Patch management can be a complicated process for an organization, especially those with remote workers. There are a number of factors at play. A mobile workforce is hard to patch and Java has a cross-platform footprint. Java also updates independently from the vulnerable apps, such as browsers, that use it.
Interestingly, many corporations run tightly managed desktop environments. Before deployment, new patches are carefully tested for app compatibility, system stability and other critical factors. Everyone understands how a single update and a rush to patch could take down business-critical applications. It's critical that the Java patch process matches the fast paced zero-day exploits. Current security defenses may, or may not, provide organizations with the time for compatibility and other validations.
Some have suggested that automatic Java updates could help users stay current, similar to the update model Google adopted to some success with the Chrome browser. Unfortunately, that model would still not address the frequent problem of zero-day Java vulnerabilities. There is still a level of exposure between the revelation of a new vulnerability and the issuing of a patch. Earlier this year, a new Java vulnerability was widely publicized within 48 hours of a Java patch, and was in the hands of cybercriminals even sooner.
Blended Best Practices Reduce Java Risk
So what are the logical best practices when balancing the needs of the business with the need for enterprise security from Java vulnerabilities?
I believe it's a blend of tactics: patching, uninstalling Java and implementing the Alternative Browser approach. Real-time defenses are the most effective, but I will introduce those separately in the next post when we discuss where Java plays within the Seven Stages of Advanced Threats.
It is important to note that 'uninstall' is a relative term here, because of the challenges we outlined above. For most organizations this is really more of an excisional biopsy approach, where they will remove as much Java as possible. For example, you can set up a trial "disable Java" program in your organization to help identify any repercussions. Other than a few business critical applications, this shouldn't break your internet because fewer sites require Java for functionality.
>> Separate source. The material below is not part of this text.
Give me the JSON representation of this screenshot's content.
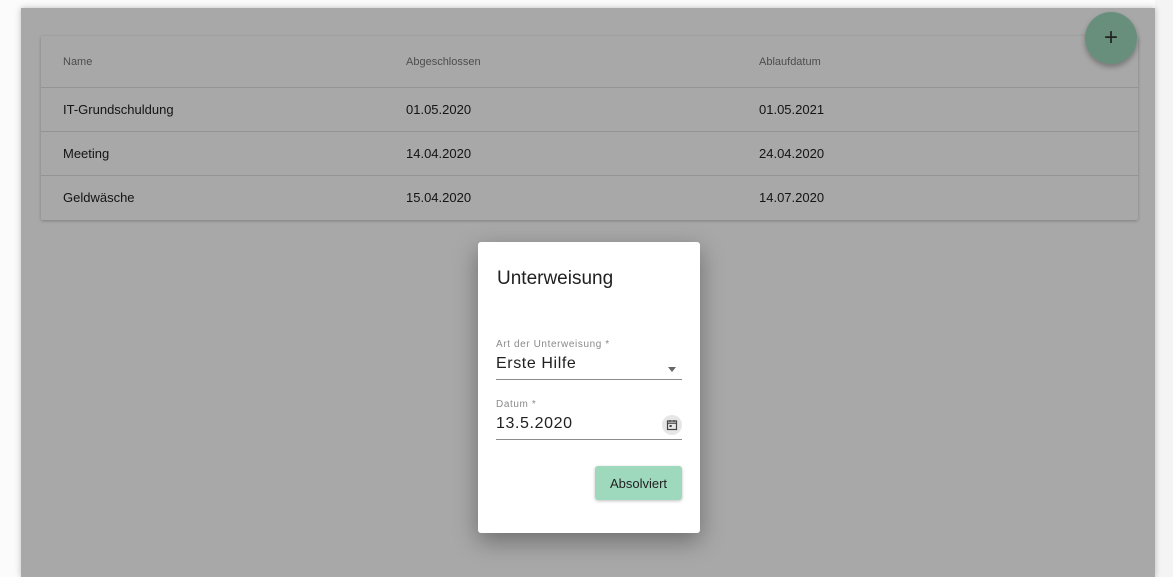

For those sites or applications that require Java, you can offer designated Java workstations, properly segmented from other parts of the network. Many IT organizations have old laptops they can repurpose for this next to the shared printers. You can also take the dual browser approach, where a specific, secondary browser is used to access designated applications. Configurations on this Java-enabled browser can be tightened down to mitigate risk by only allowing these browsers to access specific sites. You can further mitigate mistakes by preconfiguring bookmarks to the necessary sites and applications. The 'primary' browser would have Java removed entirely.
Security Solutions Need to Be Zero-Day Aware
Unfortunately, zero-day Java-based exploits continue to rollout so even patch management, segregated Java machines, multiple browser configurations and other controls cannot eliminate risk exposure. Security solutions must become increasingly 'zero-day aware,' particularly for Java threats, an area where many provide very limited coverage.
We can take proactive measures by applying pressure to application vendors to ensure that their software is fully compatible with the newest version of Java. In-house developers need to learn and apply security best practices in their development. This includes programs designed to support updates by avoiding use of undocumented features or 'workarounds'. Legacy applications are often one of the items anchoring the IT department to previous Java versions. Organizations are forced to pay the price in reduced security after corners are cut in development.
But really, how much should this concern you? Even if there is a zero-day or a gap, you are only at risk for a week, right? Not so fast. In my next blog, I'll discuss Java zero-days and exploit kit adoption and review the aforementioned multistage attack model. When you look at the relationship these have with our current research, you may begin to have a different perception of the true Java challenges in today's IT infrastructure.
Read Part I of the series: I like my Java straight; no cream, no exploits… (Part I)